Records:
........
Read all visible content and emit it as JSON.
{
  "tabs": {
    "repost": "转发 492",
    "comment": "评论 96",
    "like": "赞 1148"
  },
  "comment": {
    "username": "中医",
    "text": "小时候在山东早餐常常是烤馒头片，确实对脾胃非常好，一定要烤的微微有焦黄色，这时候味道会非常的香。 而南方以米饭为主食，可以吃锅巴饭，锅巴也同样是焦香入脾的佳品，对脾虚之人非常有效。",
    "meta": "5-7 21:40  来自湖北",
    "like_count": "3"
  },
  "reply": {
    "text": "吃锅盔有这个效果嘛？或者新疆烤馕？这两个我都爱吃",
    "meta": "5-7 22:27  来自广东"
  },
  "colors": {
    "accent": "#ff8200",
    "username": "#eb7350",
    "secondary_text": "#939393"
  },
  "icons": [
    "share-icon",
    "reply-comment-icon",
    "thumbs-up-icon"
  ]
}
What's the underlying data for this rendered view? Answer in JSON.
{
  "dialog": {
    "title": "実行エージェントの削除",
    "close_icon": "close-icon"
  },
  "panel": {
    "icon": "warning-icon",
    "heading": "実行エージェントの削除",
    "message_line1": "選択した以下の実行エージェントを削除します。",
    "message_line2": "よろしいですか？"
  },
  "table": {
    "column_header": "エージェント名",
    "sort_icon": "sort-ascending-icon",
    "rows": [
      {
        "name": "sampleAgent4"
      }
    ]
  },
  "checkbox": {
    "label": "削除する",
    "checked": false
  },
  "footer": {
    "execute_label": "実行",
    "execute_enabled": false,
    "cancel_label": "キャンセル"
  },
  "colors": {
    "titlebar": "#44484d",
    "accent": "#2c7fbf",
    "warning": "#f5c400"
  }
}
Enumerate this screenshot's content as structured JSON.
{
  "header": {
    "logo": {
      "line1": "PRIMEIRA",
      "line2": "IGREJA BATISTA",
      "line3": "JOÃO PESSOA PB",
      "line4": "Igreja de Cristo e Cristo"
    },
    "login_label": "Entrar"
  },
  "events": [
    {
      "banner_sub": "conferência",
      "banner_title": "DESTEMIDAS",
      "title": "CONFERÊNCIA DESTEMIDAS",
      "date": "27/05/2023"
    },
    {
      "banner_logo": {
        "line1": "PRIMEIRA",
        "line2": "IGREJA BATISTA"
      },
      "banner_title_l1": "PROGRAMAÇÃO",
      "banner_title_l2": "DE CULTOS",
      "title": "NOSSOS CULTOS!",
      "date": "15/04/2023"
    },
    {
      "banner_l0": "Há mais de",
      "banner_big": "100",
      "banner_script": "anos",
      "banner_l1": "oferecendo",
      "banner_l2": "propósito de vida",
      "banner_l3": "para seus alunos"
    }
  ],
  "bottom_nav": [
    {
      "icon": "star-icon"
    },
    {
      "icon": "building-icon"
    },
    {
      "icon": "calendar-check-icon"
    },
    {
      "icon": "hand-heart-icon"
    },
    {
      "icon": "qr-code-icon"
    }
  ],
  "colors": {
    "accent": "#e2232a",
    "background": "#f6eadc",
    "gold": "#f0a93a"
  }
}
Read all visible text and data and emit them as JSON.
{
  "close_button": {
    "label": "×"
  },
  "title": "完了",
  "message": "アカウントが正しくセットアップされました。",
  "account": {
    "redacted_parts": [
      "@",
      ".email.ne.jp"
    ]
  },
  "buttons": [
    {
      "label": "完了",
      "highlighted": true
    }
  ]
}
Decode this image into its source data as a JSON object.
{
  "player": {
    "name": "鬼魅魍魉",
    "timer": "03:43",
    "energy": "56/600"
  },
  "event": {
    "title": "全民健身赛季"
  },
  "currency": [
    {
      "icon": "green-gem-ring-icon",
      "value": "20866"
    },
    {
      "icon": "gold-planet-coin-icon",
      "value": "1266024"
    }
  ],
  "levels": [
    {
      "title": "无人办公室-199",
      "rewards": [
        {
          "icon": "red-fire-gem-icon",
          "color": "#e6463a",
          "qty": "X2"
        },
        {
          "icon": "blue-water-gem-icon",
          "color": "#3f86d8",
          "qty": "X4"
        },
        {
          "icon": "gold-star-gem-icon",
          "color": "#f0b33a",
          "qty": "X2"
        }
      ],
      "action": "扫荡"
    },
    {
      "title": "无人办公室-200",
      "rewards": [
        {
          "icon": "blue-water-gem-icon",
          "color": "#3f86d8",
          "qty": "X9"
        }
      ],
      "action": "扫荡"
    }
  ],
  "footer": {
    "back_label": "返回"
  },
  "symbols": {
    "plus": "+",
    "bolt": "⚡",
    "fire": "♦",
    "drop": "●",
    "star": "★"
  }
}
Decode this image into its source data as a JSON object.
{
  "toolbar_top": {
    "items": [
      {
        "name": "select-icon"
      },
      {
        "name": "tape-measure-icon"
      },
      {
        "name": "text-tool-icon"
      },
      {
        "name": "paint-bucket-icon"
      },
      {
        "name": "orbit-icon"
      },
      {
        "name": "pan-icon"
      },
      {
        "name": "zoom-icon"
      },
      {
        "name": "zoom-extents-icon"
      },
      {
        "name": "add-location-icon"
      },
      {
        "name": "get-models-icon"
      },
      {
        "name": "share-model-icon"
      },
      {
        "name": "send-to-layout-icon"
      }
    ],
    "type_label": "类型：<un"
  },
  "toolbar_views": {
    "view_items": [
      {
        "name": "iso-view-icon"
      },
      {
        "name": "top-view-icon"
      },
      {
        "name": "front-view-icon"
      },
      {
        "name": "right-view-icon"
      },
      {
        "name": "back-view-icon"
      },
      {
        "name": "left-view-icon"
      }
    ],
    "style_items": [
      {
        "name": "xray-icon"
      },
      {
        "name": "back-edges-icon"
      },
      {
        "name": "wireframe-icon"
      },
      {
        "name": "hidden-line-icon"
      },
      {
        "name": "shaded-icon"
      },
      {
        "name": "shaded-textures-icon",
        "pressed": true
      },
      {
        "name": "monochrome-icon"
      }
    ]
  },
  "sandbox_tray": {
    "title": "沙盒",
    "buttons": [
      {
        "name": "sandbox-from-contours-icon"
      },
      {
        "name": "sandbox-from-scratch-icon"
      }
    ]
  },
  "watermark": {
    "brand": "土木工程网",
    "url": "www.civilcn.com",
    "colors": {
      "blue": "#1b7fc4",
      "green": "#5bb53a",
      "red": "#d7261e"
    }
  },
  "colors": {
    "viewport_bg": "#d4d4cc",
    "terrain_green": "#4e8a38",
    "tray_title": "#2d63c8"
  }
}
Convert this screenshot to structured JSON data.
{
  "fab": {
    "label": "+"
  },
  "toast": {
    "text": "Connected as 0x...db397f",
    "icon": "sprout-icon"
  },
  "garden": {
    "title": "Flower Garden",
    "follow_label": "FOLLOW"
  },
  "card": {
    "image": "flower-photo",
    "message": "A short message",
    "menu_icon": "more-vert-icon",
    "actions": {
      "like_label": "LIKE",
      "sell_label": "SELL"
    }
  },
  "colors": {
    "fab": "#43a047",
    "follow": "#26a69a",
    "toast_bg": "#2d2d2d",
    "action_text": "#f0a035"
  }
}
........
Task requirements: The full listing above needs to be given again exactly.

Expected answer:
Read all visible content and emit it as JSON.
{
  "tabs": {
    "repost": "转发 492",
    "comment": "评论 96",
    "like": "赞 1148"
  },
  "comment": {
    "username": "中医",
    "text": "小时候在山东早餐常常是烤馒头片，确实对脾胃非常好，一定要烤的微微有焦黄色，这时候味道会非常的香。 而南方以米饭为主食，可以吃锅巴饭，锅巴也同样是焦香入脾的佳品，对脾虚之人非常有效。",
    "meta": "5-7 21:40  来自湖北",
    "like_count": "3"
  },
  "reply": {
    "text": "吃锅盔有这个效果嘛？或者新疆烤馕？这两个我都爱吃",
    "meta": "5-7 22:27  来自广东"
  },
  "colors": {
    "accent": "#ff8200",
    "username": "#eb7350",
    "secondary_text": "#939393"
  },
  "icons": [
    "share-icon",
    "reply-comment-icon",
    "thumbs-up-icon"
  ]
}
What's the underlying data for this rendered view? Answer in JSON.
{
  "dialog": {
    "title": "実行エージェントの削除",
    "close_icon": "close-icon"
  },
  "panel": {
    "icon": "warning-icon",
    "heading": "実行エージェントの削除",
    "message_line1": "選択した以下の実行エージェントを削除します。",
    "message_line2": "よろしいですか？"
  },
  "table": {
    "column_header": "エージェント名",
    "sort_icon": "sort-ascending-icon",
    "rows": [
      {
        "name": "sampleAgent4"
      }
    ]
  },
  "checkbox": {
    "label": "削除する",
    "checked": false
  },
  "footer": {
    "execute_label": "実行",
    "execute_enabled": false,
    "cancel_label": "キャンセル"
  },
  "colors": {
    "titlebar": "#44484d",
    "accent": "#2c7fbf",
    "warning": "#f5c400"
  }
}
Enumerate this screenshot's content as structured JSON.
{
  "header": {
    "logo": {
      "line1": "PRIMEIRA",
      "line2": "IGREJA BATISTA",
      "line3": "JOÃO PESSOA PB",
      "line4": "Igreja de Cristo e Cristo"
    },
    "login_label": "Entrar"
  },
  "events": [
    {
      "banner_sub": "conferência",
      "banner_title": "DESTEMIDAS",
      "title": "CONFERÊNCIA DESTEMIDAS",
      "date": "27/05/2023"
    },
    {
      "banner_logo": {
        "line1": "PRIMEIRA",
        "line2": "IGREJA BATISTA"
      },
      "banner_title_l1": "PROGRAMAÇÃO",
      "banner_title_l2": "DE CULTOS",
      "title": "NOSSOS CULTOS!",
      "date": "15/04/2023"
    },
    {
      "banner_l0": "Há mais de",
      "banner_big": "100",
      "banner_script": "anos",
      "banner_l1": "oferecendo",
      "banner_l2": "propósito de vida",
      "banner_l3": "para seus alunos"
    }
  ],
  "bottom_nav": [
    {
      "icon": "star-icon"
    },
    {
      "icon": "building-icon"
    },
    {
      "icon": "calendar-check-icon"
    },
    {
      "icon": "hand-heart-icon"
    },
    {
      "icon": "qr-code-icon"
    }
  ],
  "colors": {
    "accent": "#e2232a",
    "background": "#f6eadc",
    "gold": "#f0a93a"
  }
}
Read all visible text and data and emit them as JSON.
{
  "close_button": {
    "label": "×"
  },
  "title": "完了",
  "message": "アカウントが正しくセットアップされました。",
  "account": {
    "redacted_parts": [
      "@",
      ".email.ne.jp"
    ]
  },
  "buttons": [
    {
      "label": "完了",
      "highlighted": true
    }
  ]
}
Decode this image into its source data as a JSON object.
{
  "player": {
    "name": "鬼魅魍魉",
    "timer": "03:43",
    "energy": "56/600"
  },
  "event": {
    "title": "全民健身赛季"
  },
  "currency": [
    {
      "icon": "green-gem-ring-icon",
      "value": "20866"
    },
    {
      "icon": "gold-planet-coin-icon",
      "value": "1266024"
    }
  ],
  "levels": [
    {
      "title": "无人办公室-199",
      "rewards": [
        {
          "icon": "red-fire-gem-icon",
          "color": "#e6463a",
          "qty": "X2"
        },
        {
          "icon": "blue-water-gem-icon",
          "color": "#3f86d8",
          "qty": "X4"
        },
        {
          "icon": "gold-star-gem-icon",
          "color": "#f0b33a",
          "qty": "X2"
        }
      ],
      "action": "扫荡"
    },
    {
      "title": "无人办公室-200",
      "rewards": [
        {
          "icon": "blue-water-gem-icon",
          "color": "#3f86d8",
          "qty": "X9"
        }
      ],
      "action": "扫荡"
    }
  ],
  "footer": {
    "back_label": "返回"
  },
  "symbols": {
    "plus": "+",
    "bolt": "⚡",
    "fire": "♦",
    "drop": "●",
    "star": "★"
  }
}
Decode this image into its source data as a JSON object.
{
  "toolbar_top": {
    "items": [
      {
        "name": "select-icon"
      },
      {
        "name": "tape-measure-icon"
      },
      {
        "name": "text-tool-icon"
      },
      {
        "name": "paint-bucket-icon"
      },
      {
        "name": "orbit-icon"
      },
      {
        "name": "pan-icon"
      },
      {
        "name": "zoom-icon"
      },
      {
        "name": "zoom-extents-icon"
      },
      {
        "name": "add-location-icon"
      },
      {
        "name": "get-models-icon"
      },
      {
        "name": "share-model-icon"
      },
      {
        "name": "send-to-layout-icon"
      }
    ],
    "type_label": "类型：<un"
  },
  "toolbar_views": {
    "view_items": [
      {
        "name": "iso-view-icon"
      },
      {
        "name": "top-view-icon"
      },
      {
        "name": "front-view-icon"
      },
      {
        "name": "right-view-icon"
      },
      {
        "name": "back-view-icon"
      },
      {
        "name": "left-view-icon"
      }
    ],
    "style_items": [
      {
        "name": "xray-icon"
      },
      {
        "name": "back-edges-icon"
      },
      {
        "name": "wireframe-icon"
      },
      {
        "name": "hidden-line-icon"
      },
      {
        "name": "shaded-icon"
      },
      {
        "name": "shaded-textures-icon",
        "pressed": true
      },
      {
        "name": "monochrome-icon"
      }
    ]
  },
  "sandbox_tray": {
    "title": "沙盒",
    "buttons": [
      {
        "name": "sandbox-from-contours-icon"
      },
      {
        "name": "sandbox-from-scratch-icon"
      }
    ]
  },
  "watermark": {
    "brand": "土木工程网",
    "url": "www.civilcn.com",
    "colors": {
      "blue": "#1b7fc4",
      "green": "#5bb53a",
      "red": "#d7261e"
    }
  },
  "colors": {
    "viewport_bg": "#d4d4cc",
    "terrain_green": "#4e8a38",
    "tray_title": "#2d63c8"
  }
}
Convert this screenshot to structured JSON data.
{
  "fab": {
    "label": "+"
  },
  "toast": {
    "text": "Connected as 0x...db397f",
    "icon": "sprout-icon"
  },
  "garden": {
    "title": "Flower Garden",
    "follow_label": "FOLLOW"
  },
  "card": {
    "image": "flower-photo",
    "message": "A short message",
    "menu_icon": "more-vert-icon",
    "actions": {
      "like_label": "LIKE",
      "sell_label": "SELL"
    }
  },
  "colors": {
    "fab": "#43a047",
    "follow": "#26a69a",
    "toast_bg": "#2d2d2d",
    "action_text": "#f0a035"
  }
}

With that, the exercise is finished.